**Work to complete**
Word for word, please restate each record and pass over the pictures.

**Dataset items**
▬▬▬▬▬▬▬▬▬▬

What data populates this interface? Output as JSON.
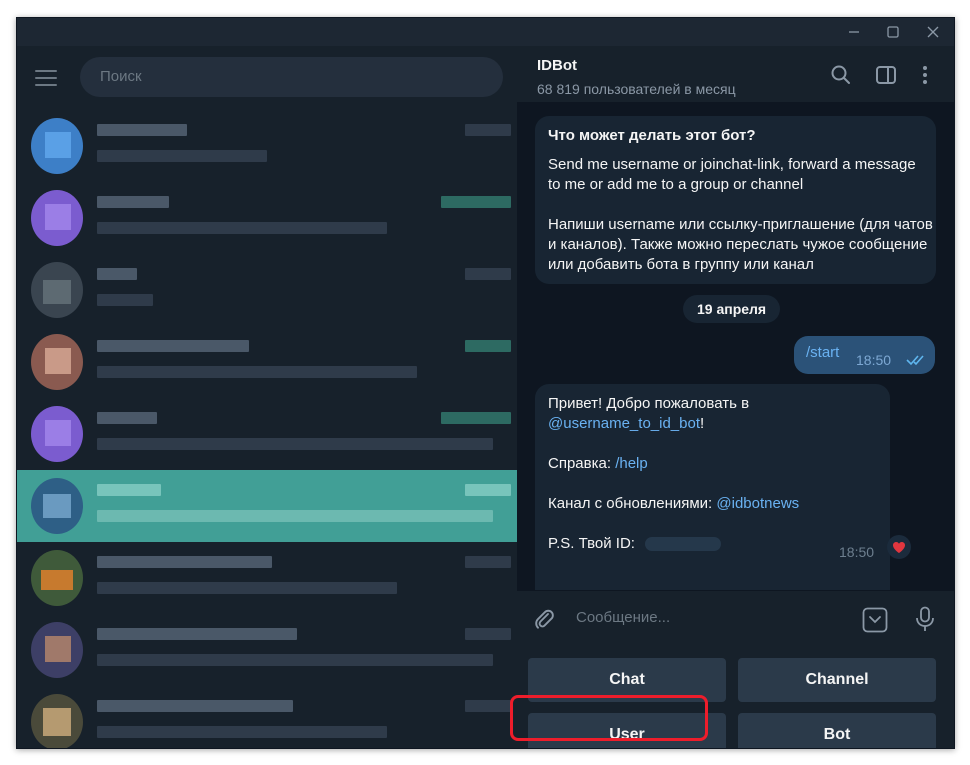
{
  "search": {
    "placeholder": "Поиск"
  },
  "chat_header": {
    "title": "IDBot",
    "subtitle": "68 819 пользователей в месяц"
  },
  "messages": {
    "bot_intro": {
      "heading": "Что может делать этот бот?",
      "para_en": "Send me username or joinchat-link, forward a message to me or add me to a group or channel",
      "para_ru": "Напиши username или ссылку-приглашение (для чатов и каналов). Также можно переслать чужое сообщение или добавить бота в группу или канал"
    },
    "date_separator": "19 апреля",
    "outgoing": {
      "text": "/start",
      "time": "18:50"
    },
    "reply": {
      "line1": "Привет! Добро пожаловать в",
      "mention": "@username_to_id_bot",
      "mention_suffix": "!",
      "help_label": "Справка: ",
      "help_link": "/help",
      "channel_label": "Канал с обновлениями: ",
      "channel_link": "@idbotnews",
      "id_label": "P.S. Твой ID:",
      "time": "18:50"
    }
  },
  "composer": {
    "placeholder": "Сообщение..."
  },
  "keyboard": {
    "chat": "Chat",
    "channel": "Channel",
    "user": "User",
    "bot": "Bot"
  },
  "colors": {
    "accent": "#419f96",
    "link": "#6ab2f2",
    "highlight": "#ee1d2b"
  }
}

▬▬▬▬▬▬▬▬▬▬

**The answer**
What data populates this interface? Output as JSON.
{
  "search": {
    "placeholder": "Поиск"
  },
  "chat_header": {
    "title": "IDBot",
    "subtitle": "68 819 пользователей в месяц"
  },
  "messages": {
    "bot_intro": {
      "heading": "Что может делать этот бот?",
      "para_en": "Send me username or joinchat-link, forward a message to me or add me to a group or channel",
      "para_ru": "Напиши username или ссылку-приглашение (для чатов и каналов). Также можно переслать чужое сообщение или добавить бота в группу или канал"
    },
    "date_separator": "19 апреля",
    "outgoing": {
      "text": "/start",
      "time": "18:50"
    },
    "reply": {
      "line1": "Привет! Добро пожаловать в",
      "mention": "@username_to_id_bot",
      "mention_suffix": "!",
      "help_label": "Справка: ",
      "help_link": "/help",
      "channel_label": "Канал с обновлениями: ",
      "channel_link": "@idbotnews",
      "id_label": "P.S. Твой ID:",
      "time": "18:50"
    }
  },
  "composer": {
    "placeholder": "Сообщение..."
  },
  "keyboard": {
    "chat": "Chat",
    "channel": "Channel",
    "user": "User",
    "bot": "Bot"
  },
  "colors": {
    "accent": "#419f96",
    "link": "#6ab2f2",
    "highlight": "#ee1d2b"
  }
}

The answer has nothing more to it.